The seed for this plaza was planted in 1995 when my husband purchased a paver for our home town memorial in Brillion, Wisconsin. We researched many sites throughout the Midwest and decided that if Brillion, population 2800, could have a memorial; Schertz, population 35,000 (at that time), certainly needed a memorial.
Our good friend, Mayor Earl Sawyer went with me to visit the current Mayor Hal Baldwin in April 2010 to see if Schertz could help us with a piece of land. This is the site we chose.

Mr. Eric White said he’d start us out with $10,000.00, council approved our efforts and we began our plans under the auspices of the VFW Post 8315. They agreed to sponsor us under their 501(c)3 plan so that we could raise tax free money. At first our committee met over breakfasts in various restaurants. In 2011 we became more formal and have had meetings every two weeks. Our membership changed and because we were building on city land, our sponsorship changed to the Parks and Recreation Foundation of Schertz.

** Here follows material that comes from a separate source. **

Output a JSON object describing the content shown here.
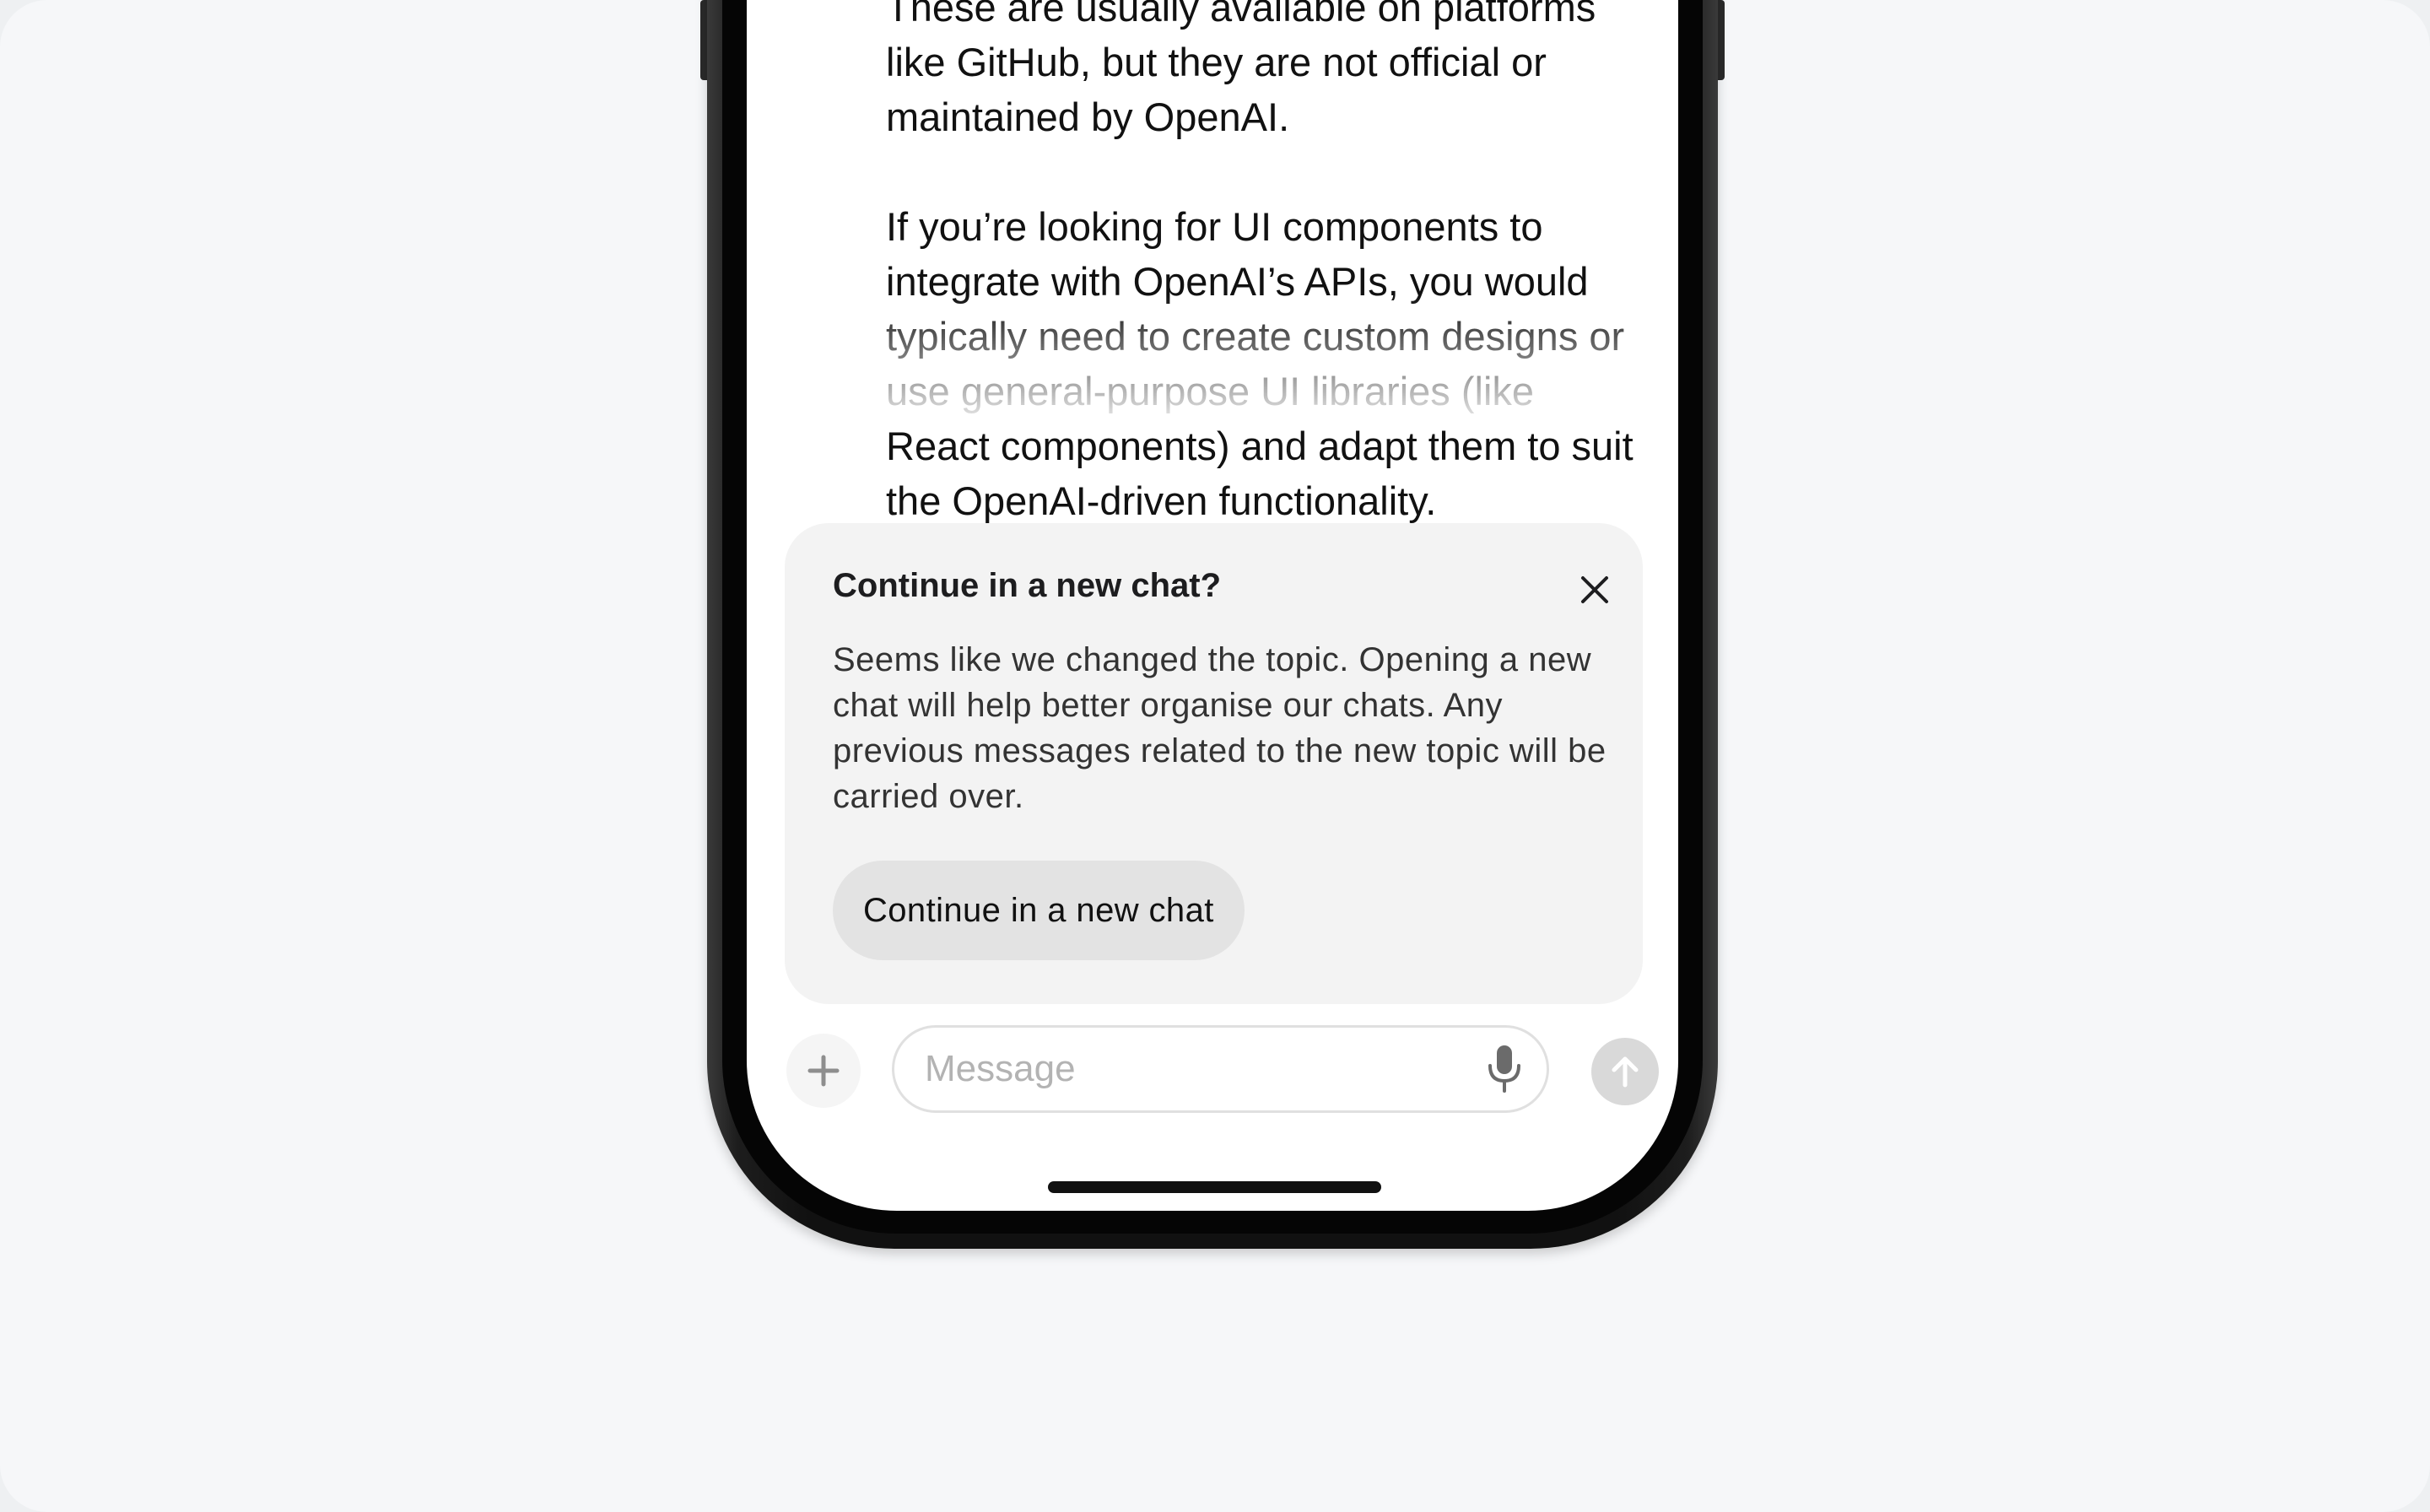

As we raised more money, we could add more construction to the site. Different contractors helped us with donations of material and labor. GVEC granted us one of their Round-Up grants of $20,000.00 so we could purchase the granite monuments. The Information Technology Department of the city built our website, (www.veteransplaza.org), and people could see which items were needed to be purchased. That list was purchased by very patriotic people. Our committee has been blessed with the knowledge of professional engineers in Ramon Cook and Larry Dublin and by a professional landscape architect, Byron Nichols, who helped with our design idea for this plaza. They truly have done yeoman’s work helping us bring this plaza to fruition. Memorials have been donated and other people have contributed money, materials, and labor. The results are what you see.

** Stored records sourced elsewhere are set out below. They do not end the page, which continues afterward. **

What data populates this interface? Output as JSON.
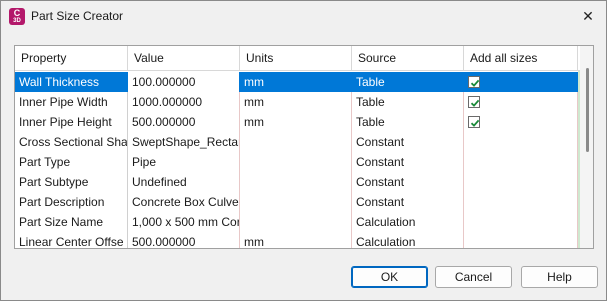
{
  "window": {
    "title": "Part Size Creator",
    "app_icon_letter": "C",
    "app_icon_sub": "3D"
  },
  "grid": {
    "columns": [
      "Property",
      "Value",
      "Units",
      "Source",
      "Add all sizes"
    ],
    "rows": [
      {
        "property": "Wall Thickness",
        "value": "100.000000",
        "units": "mm",
        "source": "Table",
        "add_all": true
      },
      {
        "property": "Inner Pipe Width",
        "value": "1000.000000",
        "units": "mm",
        "source": "Table",
        "add_all": true
      },
      {
        "property": "Inner Pipe Height",
        "value": "500.000000",
        "units": "mm",
        "source": "Table",
        "add_all": true
      },
      {
        "property": "Cross Sectional Sha",
        "value": "SweptShape_Rectar",
        "units": "",
        "source": "Constant",
        "add_all": null
      },
      {
        "property": "Part Type",
        "value": "Pipe",
        "units": "",
        "source": "Constant",
        "add_all": null
      },
      {
        "property": "Part Subtype",
        "value": "Undefined",
        "units": "",
        "source": "Constant",
        "add_all": null
      },
      {
        "property": "Part Description",
        "value": "Concrete Box Culve",
        "units": "",
        "source": "Constant",
        "add_all": null
      },
      {
        "property": "Part Size Name",
        "value": "1,000 x 500 mm Cor",
        "units": "",
        "source": "Calculation",
        "add_all": null
      },
      {
        "property": "Linear Center Offse",
        "value": "500.000000",
        "units": "mm",
        "source": "Calculation",
        "add_all": null
      }
    ],
    "selected_row": 0
  },
  "buttons": {
    "ok": "OK",
    "cancel": "Cancel",
    "help": "Help"
  },
  "colors": {
    "selection": "#0078d7",
    "app_icon": "#b3186a",
    "check": "#1a8a3a"
  }
}
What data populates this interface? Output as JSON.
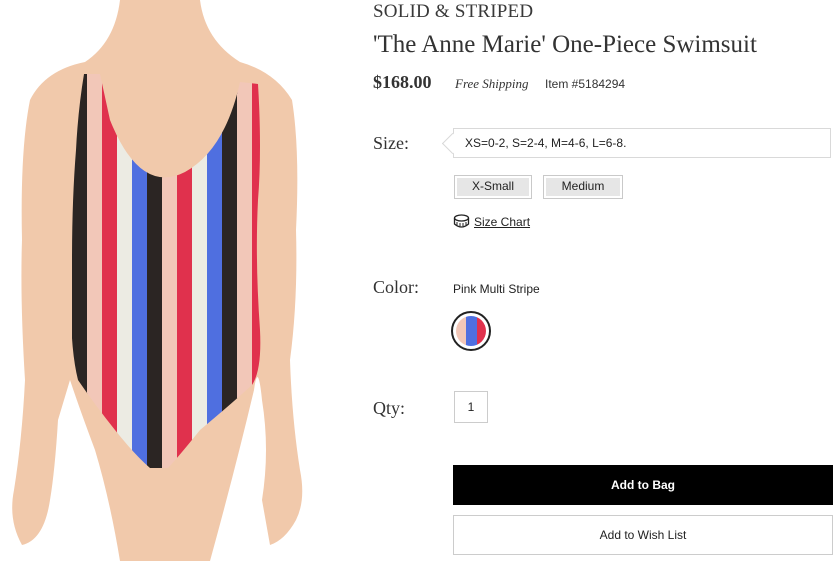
{
  "product": {
    "brand": "SOLID & STRIPED",
    "title": "'The Anne Marie' One-Piece Swimsuit",
    "price": "$168.00",
    "shipping": "Free Shipping",
    "item_number": "Item #5184294",
    "image_stripe_colors": [
      "#2b2523",
      "#f2c7b8",
      "#e0314d",
      "#ecebe3",
      "#4f6fe0"
    ]
  },
  "size": {
    "label": "Size:",
    "hint": "XS=0-2, S=2-4, M=4-6, L=6-8.",
    "options": [
      "X-Small",
      "Medium"
    ],
    "chart_link": "Size Chart"
  },
  "color": {
    "label": "Color:",
    "selected_name": "Pink Multi Stripe",
    "swatch_colors": [
      "#f2c7b8",
      "#4f6fe0",
      "#e0314d"
    ]
  },
  "quantity": {
    "label": "Qty:",
    "value": "1"
  },
  "actions": {
    "add_to_bag": "Add to Bag",
    "add_to_wish_list": "Add to Wish List"
  }
}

We have included a paver for Rosie the Riveter and we have two sketches of “Kilroy Was Here” hidden on the premises. That sketch spread throughout our military like wildfire. In WWII, the GI’s made sure it went all over the world. It has become a symbol to them and is still used. One of our snipers sprayed it on the walls of Osama Bin Laden’s compound as they were leaving.

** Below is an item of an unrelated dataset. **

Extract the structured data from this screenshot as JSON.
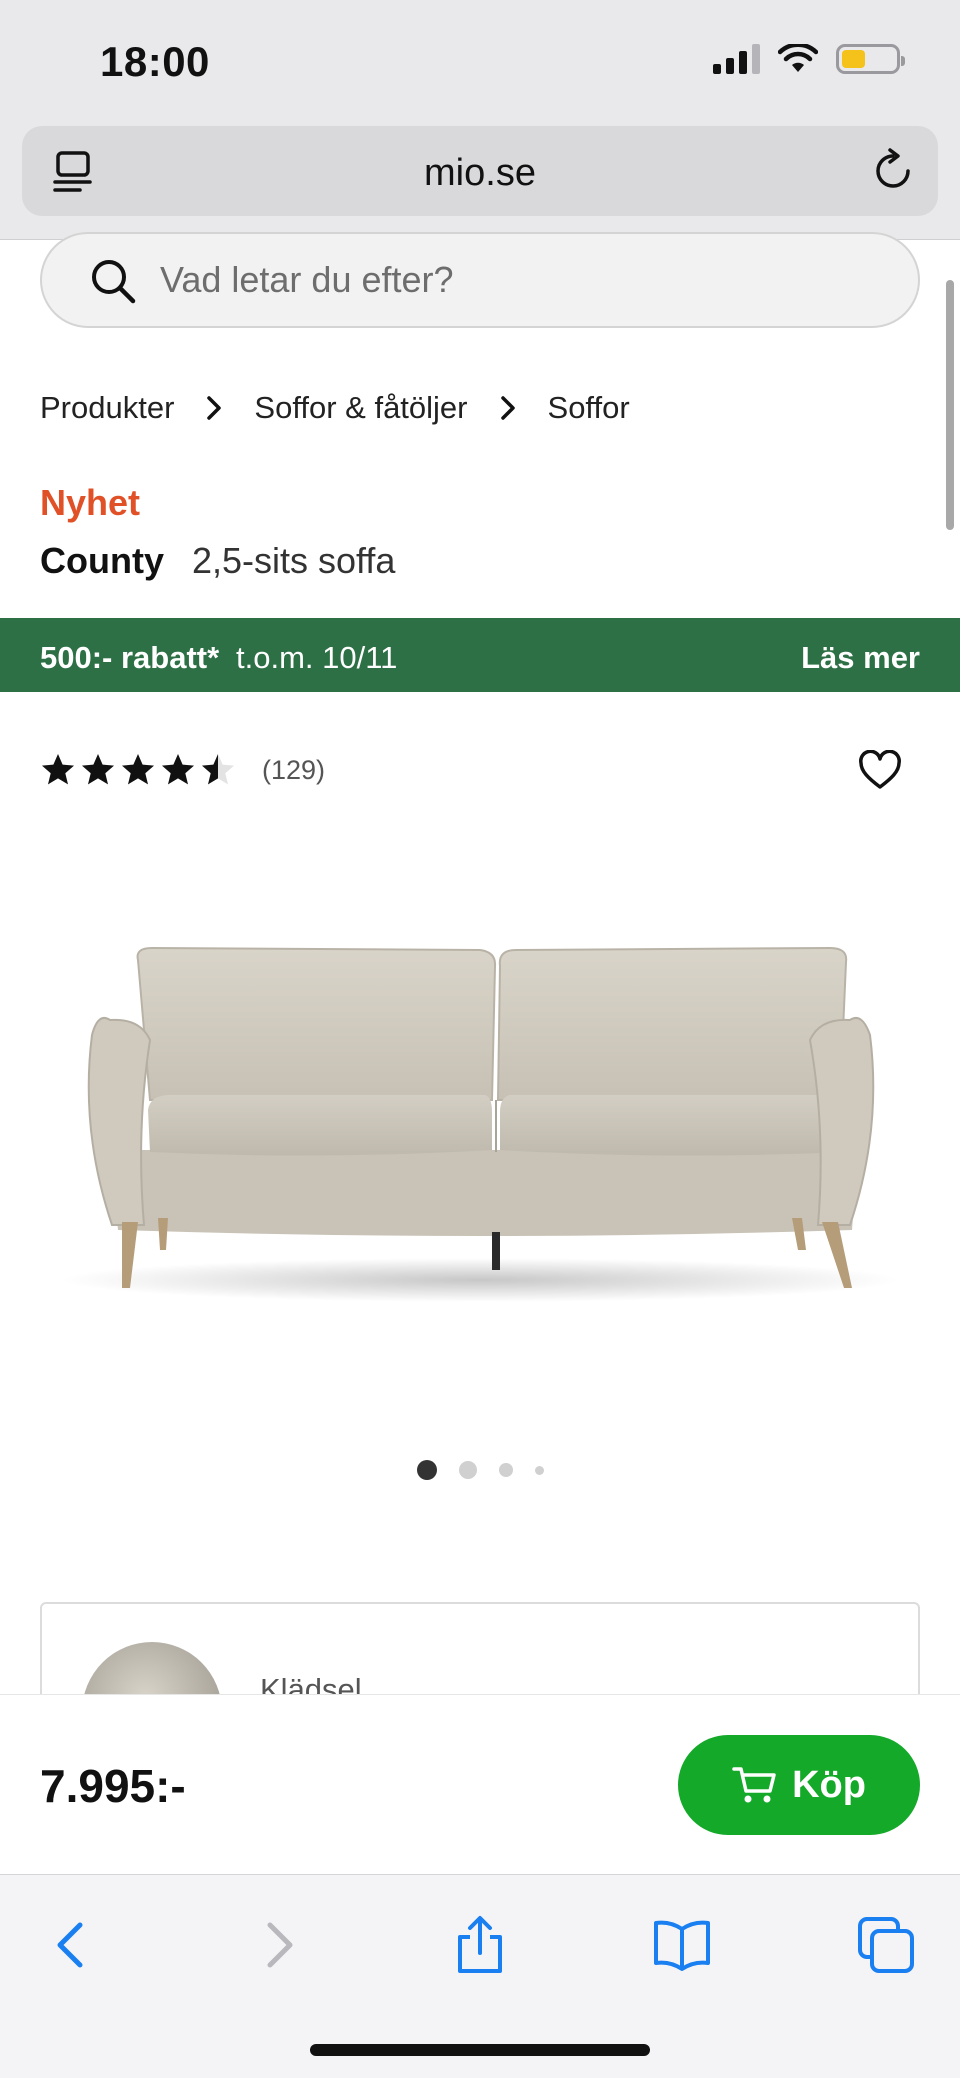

We hope that you have time to check out the plaza, read the plaques inside and realize that we are not yet finished. The purchase of pavers will be an ongoing process, carried on by the city. We received extra help from city labor but we did not have to come to the tax payers for any money for the plaza. We have always been a “Can Do” city and this was a “Can Do” project. We have infused a lot of dedication, energy, labor, and love into this respectful site for our veterans. We hope that you have found a place for pride, respect, honor and reflection for the contributions made to this country by our veterans. Please come often, filled with patriotic thoughts and use it for patriotic ceremonies. It is our gift to you.